Researchers at the University of Toronto, Canada, analyzed the data from 12 studies that included a total of over 72,000 people and collected such information as Body Mass Index and details of risk factors such as waist circumference, blood sugars, cholesterol scores, and blood pressures (Ann Intern Med 2013;159(11):758-769). Those with one or more risk factor (other than weight) were considered "metabolically unhealthy," while those with no risk factors (other than weight) were considered "metabolically healthy."
When the researchers compared those considered metabolically healthy and of normal weight with those who were metabolically healthy and overweight or those metabolically healthy or obese, they found that over a ten-year period those who were metabolically healthy and obese were 24% more likely to experience a heart attack or stroke or to die of any cause.
It's clear that over the long term, being clinically obese (having a Body Mass Index over 30) puts you at a significantly greater risk of illness and death - and that's the practical definition of "unhealthy."

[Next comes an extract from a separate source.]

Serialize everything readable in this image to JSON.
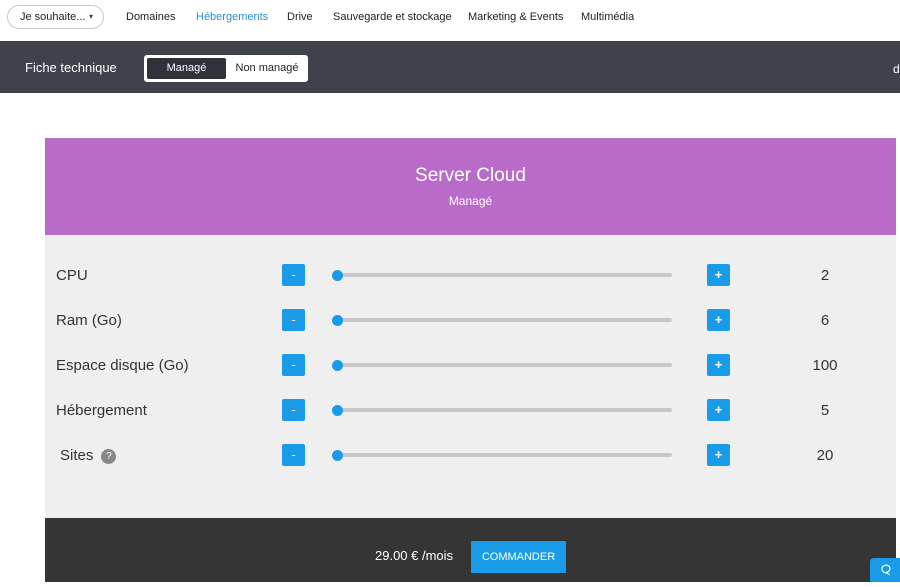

That said, what the news outlets did not tout with nearly as much glee is the comparison of those who were metabolically healthy and overweight (with a Body Mass Index between 25 and 30) with those who were metabolically healthy and of normal weight: their risk of heart attack or stroke or death from all causes was not increased.
While being obese in and of itself appears to be a risk factor, being overweight is not.
This does not mean that the definition of normal weight has suddenly increased from a Body Mass Index of 18 to 25 into the overweight area of 25 to 30. All this means is that if you are overweight and otherwise healthy, it is even more important for you to exercise and eat healthfully so that you remain metabolically healthy. We do know that losing weight will often help those who are metabolically unhealthy improve their scores in everything from blood sugars to cholesterol, so that doesn't mean you might not need to lose weight. Being metabolically healthy is not a "get out of jail free card" in terms of weight, whether you are obese or just overweight.
First posted: December 11, 2013